PROBLEM REQUIREMENTS: What this exercise needs is every entry restated as written, with no pictures.

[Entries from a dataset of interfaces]
[Start of section]

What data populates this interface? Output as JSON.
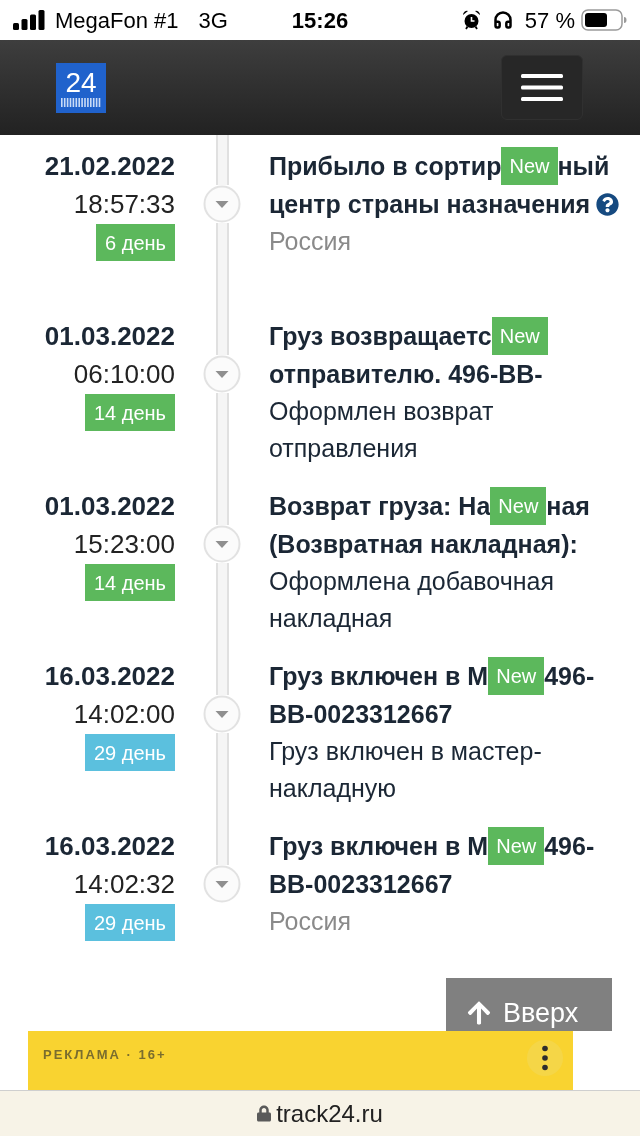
{
  "status_bar": {
    "carrier": "MegaFon #1",
    "network": "3G",
    "time": "15:26",
    "battery": "57 %"
  },
  "header": {
    "logo_text": "24"
  },
  "events": [
    {
      "date": "21.02.2022",
      "time": "18:57:33",
      "day": "6 день",
      "color": "#5cb85c",
      "title_start": "Прибыло в сортир",
      "badge": "New",
      "title_end": "ный",
      "title_continuation": "центр страны назначения",
      "help_icon": true,
      "location": "Россия"
    },
    {
      "date": "01.03.2022",
      "time": "06:10:00",
      "day": "14 день",
      "color": "#5cb85c",
      "title_start": "Груз возвращаетс",
      "badge": "New",
      "title_continuation": "отправителю. 496-BB-",
      "help_icon": false,
      "details": "Оформлен возврат отправления"
    },
    {
      "date": "01.03.2022",
      "time": "15:23:00",
      "day": "14 день",
      "color": "#5cb85c",
      "title_start": "Возврат груза: На",
      "badge": "New",
      "title_end": "ная",
      "title_continuation": "(Возвратная накладная):",
      "help_icon": false,
      "details": "Оформлена добавочная накладная"
    },
    {
      "date": "16.03.2022",
      "time": "14:02:00",
      "day": "29 день",
      "color": "#5bc0de",
      "title_start": "Груз включен в M",
      "badge": "New",
      "title_end": "496-",
      "title_continuation": "BB-0023312667",
      "help_icon": false,
      "details": "Груз включен в мастер-накладную"
    },
    {
      "date": "16.03.2022",
      "time": "14:02:32",
      "day": "29 день",
      "color": "#5bc0de",
      "title_start": "Груз включен в M",
      "badge": "New",
      "title_end": "496-",
      "title_continuation": "BB-0023312667",
      "help_icon": false,
      "location": "Россия"
    }
  ],
  "scroll_top_button": {
    "label": "Вверх"
  },
  "ad": {
    "label": "РЕКЛАМА · 16+"
  },
  "browser_bar": {
    "url": "track24.ru"
  }
}
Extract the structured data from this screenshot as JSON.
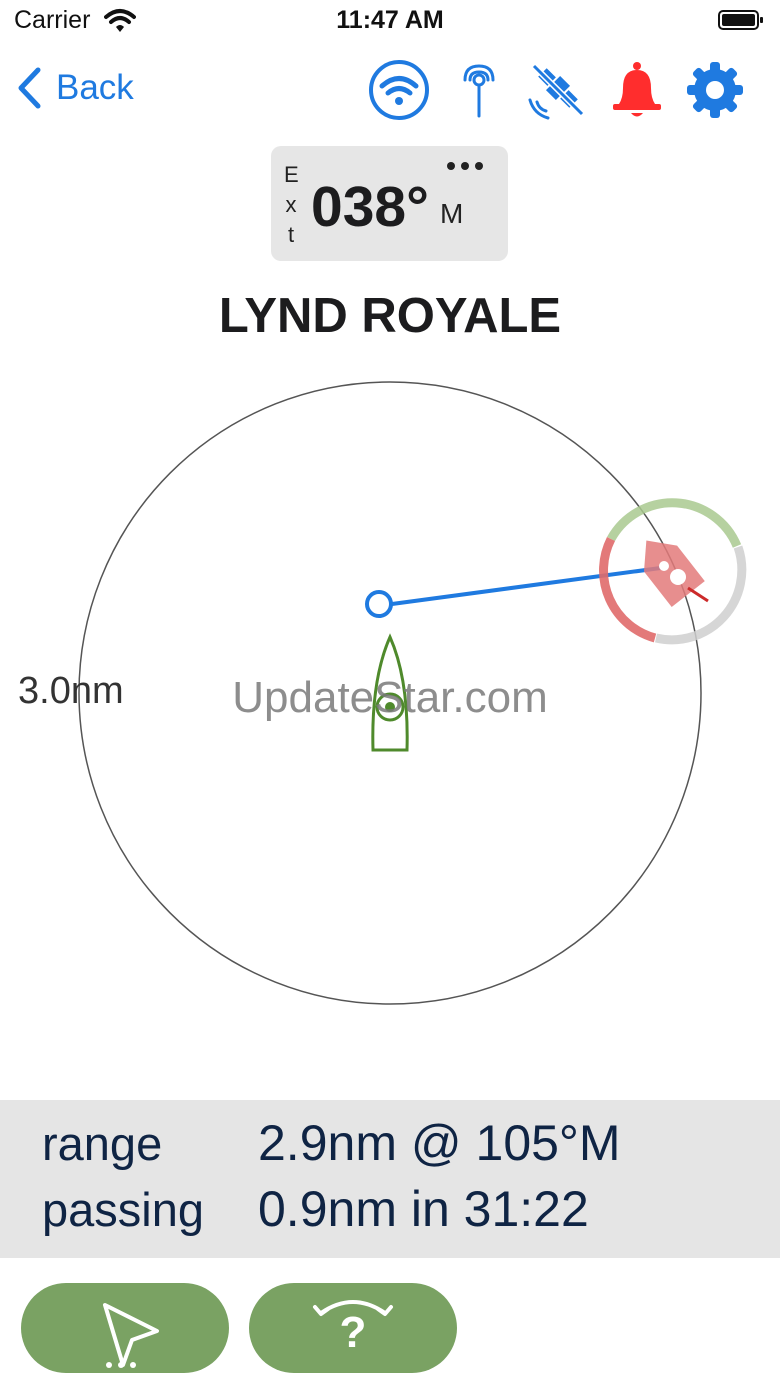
{
  "status_bar": {
    "carrier": "Carrier",
    "time": "11:47 AM"
  },
  "nav": {
    "back_label": "Back",
    "icons": [
      "wifi-circle-icon",
      "antenna-icon",
      "satellite-off-icon",
      "bell-icon",
      "gear-icon"
    ]
  },
  "heading": {
    "source_letters": [
      "E",
      "x",
      "t"
    ],
    "value": "038°",
    "unit": "M"
  },
  "target": {
    "name": "LYND ROYALE"
  },
  "radar": {
    "range_label": "3.0nm",
    "watermark": "UpdateStar.com"
  },
  "info": {
    "range_label": "range",
    "range_value": "2.9nm @ 105°M",
    "passing_label": "passing",
    "passing_value": "0.9nm in 31:22"
  },
  "actions": {
    "left_icon": "intercept-icon",
    "right_icon": "help-rotate-icon"
  },
  "colors": {
    "accent_blue": "#1f7ae0",
    "alarm_red": "#ff2d2d",
    "own_ship_green": "#4f8a2c",
    "button_green": "#7aa263",
    "target_red": "#e06a6a"
  }
}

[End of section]

ANSWER SPACE:
What data populates this interface? Output as JSON.
{
  "status_bar": {
    "carrier": "MegaFon #1",
    "network": "3G",
    "time": "15:26",
    "battery": "57 %"
  },
  "header": {
    "logo_text": "24"
  },
  "events": [
    {
      "date": "21.02.2022",
      "time": "18:57:33",
      "day": "6 день",
      "color": "#5cb85c",
      "title_start": "Прибыло в сортир",
      "badge": "New",
      "title_end": "ный",
      "title_continuation": "центр страны назначения",
      "help_icon": true,
      "location": "Россия"
    },
    {
      "date": "01.03.2022",
      "time": "06:10:00",
      "day": "14 день",
      "color": "#5cb85c",
      "title_start": "Груз возвращаетс",
      "badge": "New",
      "title_continuation": "отправителю. 496-BB-",
      "help_icon": false,
      "details": "Оформлен возврат отправления"
    },
    {
      "date": "01.03.2022",
      "time": "15:23:00",
      "day": "14 день",
      "color": "#5cb85c",
      "title_start": "Возврат груза: На",
      "badge": "New",
      "title_end": "ная",
      "title_continuation": "(Возвратная накладная):",
      "help_icon": false,
      "details": "Оформлена добавочная накладная"
    },
    {
      "date": "16.03.2022",
      "time": "14:02:00",
      "day": "29 день",
      "color": "#5bc0de",
      "title_start": "Груз включен в M",
      "badge": "New",
      "title_end": "496-",
      "title_continuation": "BB-0023312667",
      "help_icon": false,
      "details": "Груз включен в мастер-накладную"
    },
    {
      "date": "16.03.2022",
      "time": "14:02:32",
      "day": "29 день",
      "color": "#5bc0de",
      "title_start": "Груз включен в M",
      "badge": "New",
      "title_end": "496-",
      "title_continuation": "BB-0023312667",
      "help_icon": false,
      "location": "Россия"
    }
  ],
  "scroll_top_button": {
    "label": "Вверх"
  },
  "ad": {
    "label": "РЕКЛАМА · 16+"
  },
  "browser_bar": {
    "url": "track24.ru"
  }
}
Extract the structured data from this screenshot as JSON.
{
  "status_bar": {
    "carrier": "Carrier",
    "time": "11:47 AM"
  },
  "nav": {
    "back_label": "Back",
    "icons": [
      "wifi-circle-icon",
      "antenna-icon",
      "satellite-off-icon",
      "bell-icon",
      "gear-icon"
    ]
  },
  "heading": {
    "source_letters": [
      "E",
      "x",
      "t"
    ],
    "value": "038°",
    "unit": "M"
  },
  "target": {
    "name": "LYND ROYALE"
  },
  "radar": {
    "range_label": "3.0nm",
    "watermark": "UpdateStar.com"
  },
  "info": {
    "range_label": "range",
    "range_value": "2.9nm @ 105°M",
    "passing_label": "passing",
    "passing_value": "0.9nm in 31:22"
  },
  "actions": {
    "left_icon": "intercept-icon",
    "right_icon": "help-rotate-icon"
  },
  "colors": {
    "accent_blue": "#1f7ae0",
    "alarm_red": "#ff2d2d",
    "own_ship_green": "#4f8a2c",
    "button_green": "#7aa263",
    "target_red": "#e06a6a"
  }
}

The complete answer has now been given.